How to Make a Bike Pump

by Alejandro Rivera
Some examples of air chucks

Some examples of air chucks

Most bike riders don't carry a pump with them. Most of the time, that's fine. But there might come a time when you need one. This guide will show you how to build a small bike pump that takes up no more room than a self-coiling bike lock.

Push the air chucks onto opposite ends of the hose.

Coil the hose. This will build more air pressure and create a steady stream of air.

Call a friend to use his car, use your own car if it's close, or flag down a car as a last resort. Larger vehicles with bigger tires, like Hummers or F-150's, work best, since you can take more air from a larger tire without making as much of a noticeable difference as with a smaller car.
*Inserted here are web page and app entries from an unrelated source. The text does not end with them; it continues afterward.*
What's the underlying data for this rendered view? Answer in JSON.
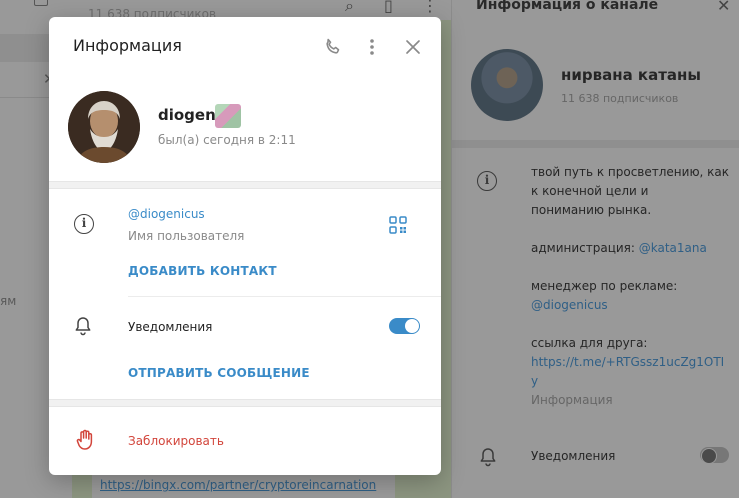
{
  "background": {
    "chat": {
      "subscribers_partial": "11 638 подписчиков",
      "link_partial": "https://bingx.com/partner/cryptoreincarnation"
    },
    "left_fragment_text": "ям",
    "channel_panel": {
      "title": "Информация о канале",
      "channel_name": "нирвана катаны",
      "subscribers": "11 638 подписчиков",
      "description_lines": [
        "твой путь к просветлению, как",
        "к конечной цели и",
        "пониманию рынка."
      ],
      "admin_label": "администрация: ",
      "admin_link": "@kata1ana",
      "manager_label": "менеджер по рекламе:",
      "manager_link": "@diogenicus",
      "friend_label": "ссылка для друга:",
      "friend_link_line1": "https://t.me/+RTGssz1ucZg1OTI",
      "friend_link_line2": "y",
      "info_caption": "Информация",
      "notifications_label": "Уведомления",
      "notifications_enabled": false
    }
  },
  "modal": {
    "title": "Информация",
    "icons": {
      "call": "phone-icon",
      "more": "more-vertical-icon",
      "close": "close-icon"
    },
    "user": {
      "name": "diogen",
      "status": "был(а) сегодня в 2:11"
    },
    "username": {
      "value": "@diogenicus",
      "caption": "Имя пользователя"
    },
    "add_contact_label": "ДОБАВИТЬ КОНТАКТ",
    "notifications": {
      "label": "Уведомления",
      "enabled": true
    },
    "send_message_label": "ОТПРАВИТЬ СООБЩЕНИЕ",
    "block_label": "Заблокировать",
    "colors": {
      "accent": "#3a8bc8",
      "danger": "#d2453b"
    }
  }
}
Keep the hose coiled. Remove the tire valve cap from the car and bike tires. Insert the air chuck into the car tire valve and the other end into the bike tire valve. Uncoil the hose and fill the bike tire with air. Listen for any hissing noises that would indicate a hole in your tire that needs to be patched.

Items you will need

  • Air hose
  • Two air chucks

Tip

  • Keep the pump on your bike. It weighs next to nothing. It's best to keep the hose with some tire patches and an extra inner tube in case the flat tire is something more serious than wear and tear.

Warning

  • Always use consenting vehicles. Going out into a parking lot and stealing air is stealing. Be aware of the dangers of flagging down a car.

About the Author

Alejandro Rivera began seriously studying and writing fiction and nonfiction, essays, reports, bylines and journalism in 2004 and began publishing in 2006. Rivera has written for Dentists.com and various other websites. He currently resides in Michigan and has a Bachelor of Arts in creative writing from Knox College.

Photo Credits

  • http://www.pittjug.org/b2b/pics/Air_Chuck.jpg